Tim Hatley's designs mimic those of the film very closely—the Doc's lab got a cheer before anyone entered—and make full use of the stage space and machinery for some spectacular changes (where do they put all this stuff between scenes?). Finn Ross's video designs add hugely to the visual effects, so that some of the scenes when the car is moving feel almost like a rollercoaster ride for the audience. Illusionist Chris Fisher's additions add that extra finishing touch, from the sudden appearance of a whole car to some very clever use of doubles to make a character appear to instantly jump from one scene to the next. Gareth Owen's sound design is very clear in the vocal range and at the bass end can actually rock the audience in their seats during the time-jump effects, but the orchestral mix sounded a bit muddy on press night.

The actors also play characters very close to the ones we know on screen to varying degrees. Roger Bart's Doc Brown is clearly based closely on Christopher Lloyd's distinctive character but with new additions, including a lot of comic asides and breaking the musical theatre illusion by acknowledging the presence of his backing dancers, both of which are very funny. Olly Dobson's Marty McFly, on the other hand, looks and sounds pretty close to Michael J Fox without being a slavish impression.

As Marty's parents, Hugh Coles takes the familiar awkwardness of George McFly to comic extremes, which delighted the audience on press night, while Rosanna Hyland is great as lovestruck Lorraine Baines and is much more convincing as the older Mrs McFly than in the film. Aidan Cutler's Biff is also just like in the film, as is Mark Oxtoby as school principal Strickland, while Cedric Neal gives a wonderfully enthusiastic performance as both floor-sweeper-turned-mayoral-candidate Goldie Wilson and dance band leader Marvin Berry. Courtney-Mae Briggs is Marty's 1985 girlfriend Jennifer.

For fans of the film, the show contains almost everything they love already with the addition of a spectacular live experience and some new songs, which are pretty good, cleverly using styles from the pop music of each era. As a musical, it has one or two minor rough edges, which wouldn't be difficult to smooth out. As a theatrical spectacle, it is enjoyable throughout with moments that are quite stunning.
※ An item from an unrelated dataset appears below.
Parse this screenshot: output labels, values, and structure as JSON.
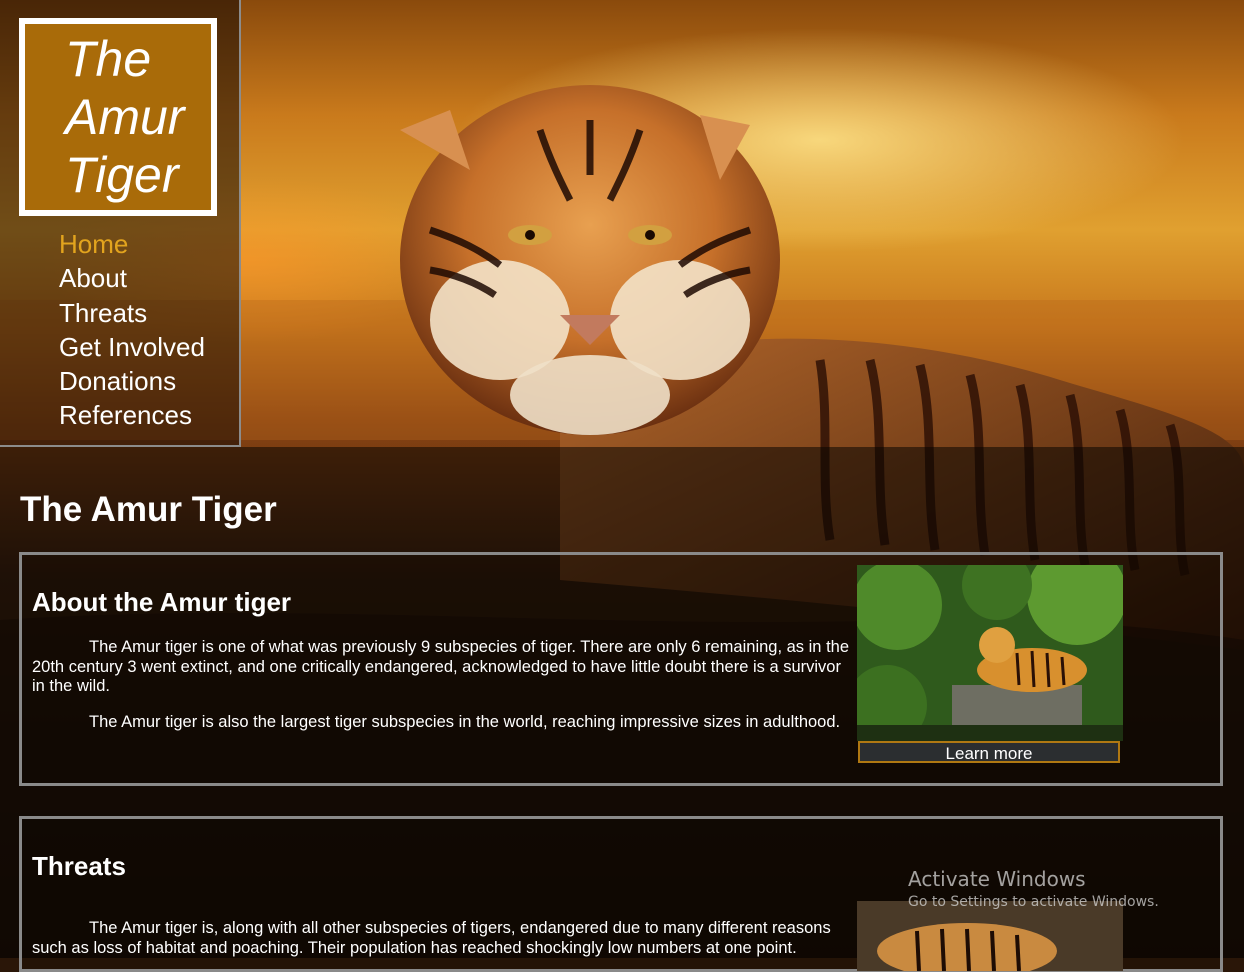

But does the car fly off into the future at the end? I fear revealing that may damage the fabric of the space-time continuum.

Reviewer: David Chadderton